ASSIGNED TASK: Return the full listing, character for character.
*** Opening of SOURCE INFORMATION ***
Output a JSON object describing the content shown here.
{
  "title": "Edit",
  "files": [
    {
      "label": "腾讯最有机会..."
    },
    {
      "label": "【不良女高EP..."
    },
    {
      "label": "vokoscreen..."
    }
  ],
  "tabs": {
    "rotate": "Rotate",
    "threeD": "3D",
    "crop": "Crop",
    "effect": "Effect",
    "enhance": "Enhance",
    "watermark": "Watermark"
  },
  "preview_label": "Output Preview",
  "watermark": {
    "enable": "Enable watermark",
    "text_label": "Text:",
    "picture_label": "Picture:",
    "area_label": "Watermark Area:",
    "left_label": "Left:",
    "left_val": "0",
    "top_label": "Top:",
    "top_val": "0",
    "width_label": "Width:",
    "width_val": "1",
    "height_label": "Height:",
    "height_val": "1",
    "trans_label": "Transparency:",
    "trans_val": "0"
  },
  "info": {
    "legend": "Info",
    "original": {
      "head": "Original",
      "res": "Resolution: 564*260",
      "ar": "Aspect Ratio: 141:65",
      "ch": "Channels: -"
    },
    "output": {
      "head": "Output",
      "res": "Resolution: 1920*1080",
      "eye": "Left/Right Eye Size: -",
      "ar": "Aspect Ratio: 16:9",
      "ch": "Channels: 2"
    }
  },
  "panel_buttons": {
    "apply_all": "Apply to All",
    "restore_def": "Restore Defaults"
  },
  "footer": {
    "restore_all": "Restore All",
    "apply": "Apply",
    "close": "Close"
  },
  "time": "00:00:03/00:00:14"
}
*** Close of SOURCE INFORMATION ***
RESULT OF THIS TASK:
Output a JSON object describing the content shown here.
{
  "title": "Edit",
  "files": [
    {
      "label": "腾讯最有机会..."
    },
    {
      "label": "【不良女高EP..."
    },
    {
      "label": "vokoscreen..."
    }
  ],
  "tabs": {
    "rotate": "Rotate",
    "threeD": "3D",
    "crop": "Crop",
    "effect": "Effect",
    "enhance": "Enhance",
    "watermark": "Watermark"
  },
  "preview_label": "Output Preview",
  "watermark": {
    "enable": "Enable watermark",
    "text_label": "Text:",
    "picture_label": "Picture:",
    "area_label": "Watermark Area:",
    "left_label": "Left:",
    "left_val": "0",
    "top_label": "Top:",
    "top_val": "0",
    "width_label": "Width:",
    "width_val": "1",
    "height_label": "Height:",
    "height_val": "1",
    "trans_label": "Transparency:",
    "trans_val": "0"
  },
  "info": {
    "legend": "Info",
    "original": {
      "head": "Original",
      "res": "Resolution: 564*260",
      "ar": "Aspect Ratio: 141:65",
      "ch": "Channels: -"
    },
    "output": {
      "head": "Output",
      "res": "Resolution: 1920*1080",
      "eye": "Left/Right Eye Size: -",
      "ar": "Aspect Ratio: 16:9",
      "ch": "Channels: 2"
    }
  },
  "panel_buttons": {
    "apply_all": "Apply to All",
    "restore_def": "Restore Defaults"
  },
  "footer": {
    "restore_all": "Restore All",
    "apply": "Apply",
    "close": "Close"
  },
  "time": "00:00:03/00:00:14"
}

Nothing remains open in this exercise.